Restless Legs Syndrome (RLS), also known as Willis-Ekbom disease (WED), is progressive for those who experience it on a regular basis. I have had it since I was about 16, the same age I started getting sleep paralysis. I have had it in my arms, hips, shoulders, and legs. This was the first time my back and glutes were also involved.
So I’ve spent the last 12 hours trying to read the latest research, and I’ve learned several things. This is what we know so far:
You might remember that there was a study that linked people with RLS for more than 10 years and cardiovascular disease. Well, more studies have been done, and it seems that the link is tentative at best, and may not be there at all.
We know there’s a link between severe RLS and migraines, but we have no idea why.
We know it’s got a genetic component. (See video below for more information.)
We know that some people with RLS, especially younger patients, need more iron (they test as anemic), but oral supplementation doesn’t necessarily help symptoms. (See the video below for why.)
We know that treatment to boost dopamine does help with mild to moderate RLS, but that it backfires sooner or later, and makes it worse, at which point the only pills that help are opioids. Good luck getting those.
We know women get it more often than men. 2:1 No clue why.
And we know that it gets worse with age, and that there are higher than expected mortality rates, but we don’t know why for any of the issues except suicide.
Then I found this, which was released today. It shows that even those with good blood levels of iron don’t necessarily have that iron in the central nervous system, tissues, and muscles. In other words, the iron does not get transported and absorbed where it is needed. That’s why some RLS sufferers actually have high serum levels of iron, but if cerebrospinal fluid is checked, iron levels are low.

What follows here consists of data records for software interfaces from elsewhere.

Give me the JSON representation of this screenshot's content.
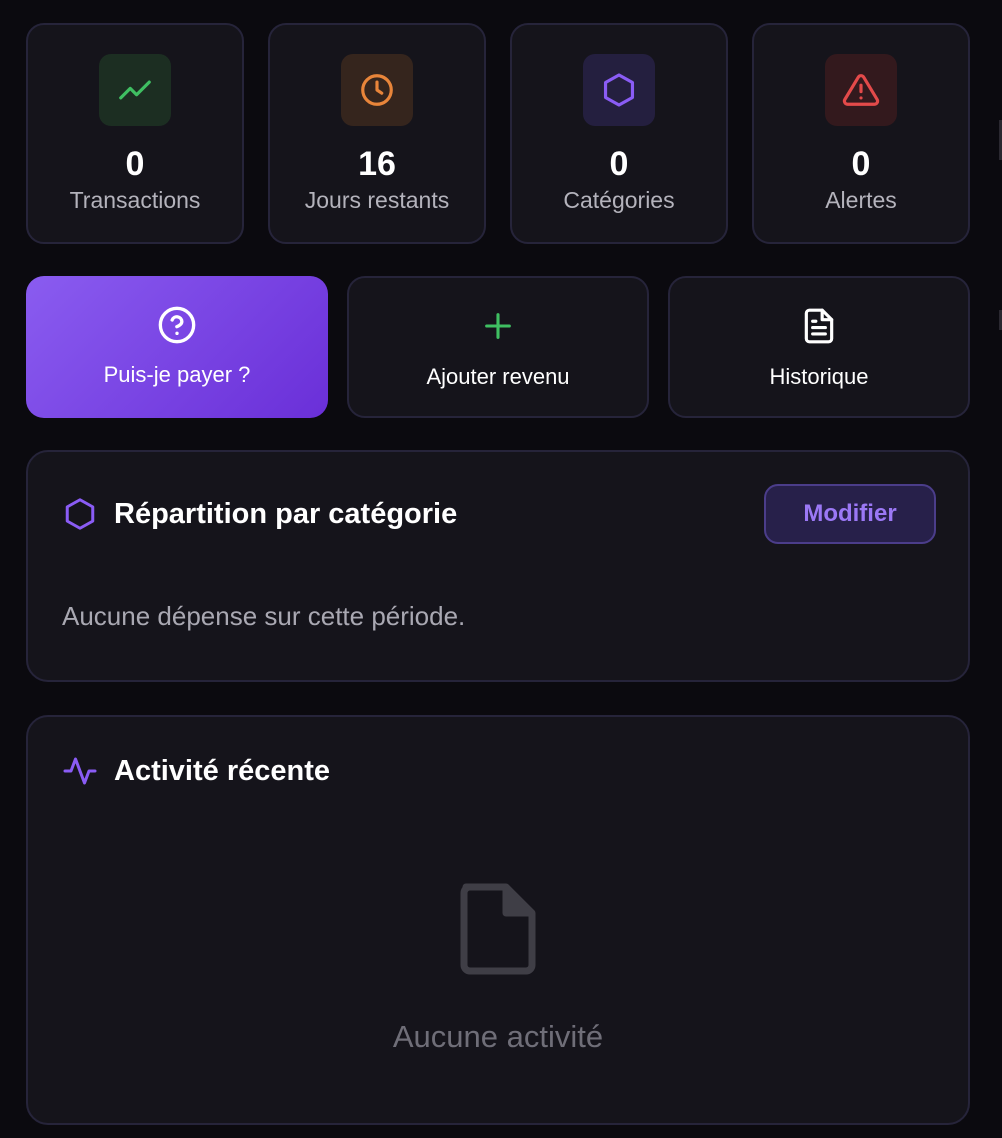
{
  "stats": [
    {
      "value": "0",
      "label": "Transactions",
      "icon": "trending-up-icon",
      "color": "#3fbf62",
      "bg": "#1c2e22"
    },
    {
      "value": "16",
      "label": "Jours restants",
      "icon": "clock-icon",
      "color": "#e8853a",
      "bg": "#35251d"
    },
    {
      "value": "0",
      "label": "Catégories",
      "icon": "hexagon-icon",
      "color": "#8a5cf5",
      "bg": "#241f3f"
    },
    {
      "value": "0",
      "label": "Alertes",
      "icon": "alert-triangle-icon",
      "color": "#e34a4a",
      "bg": "#33191d"
    }
  ],
  "actions": [
    {
      "label": "Puis-je payer ?",
      "icon": "help-circle-icon"
    },
    {
      "label": "Ajouter revenu",
      "icon": "plus-icon"
    },
    {
      "label": "Historique",
      "icon": "file-text-icon"
    }
  ],
  "repartition": {
    "title": "Répartition par catégorie",
    "modify_label": "Modifier",
    "empty_text": "Aucune dépense sur cette période.",
    "icon": "hexagon-icon"
  },
  "activity": {
    "title": "Activité récente",
    "empty_label": "Aucune activité",
    "icon": "activity-icon",
    "empty_icon": "file-icon"
  },
  "colors": {
    "accent": "#8a5cf5",
    "background": "#0b0a0f",
    "card": "#15141b",
    "border": "#26243a"
  }
}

The solution is IV iron infusion (because ingested iron will not get where it needs to be). It’s all in the video. I encourage you all to share this video with your doctor and other sufferers of RLS/WED.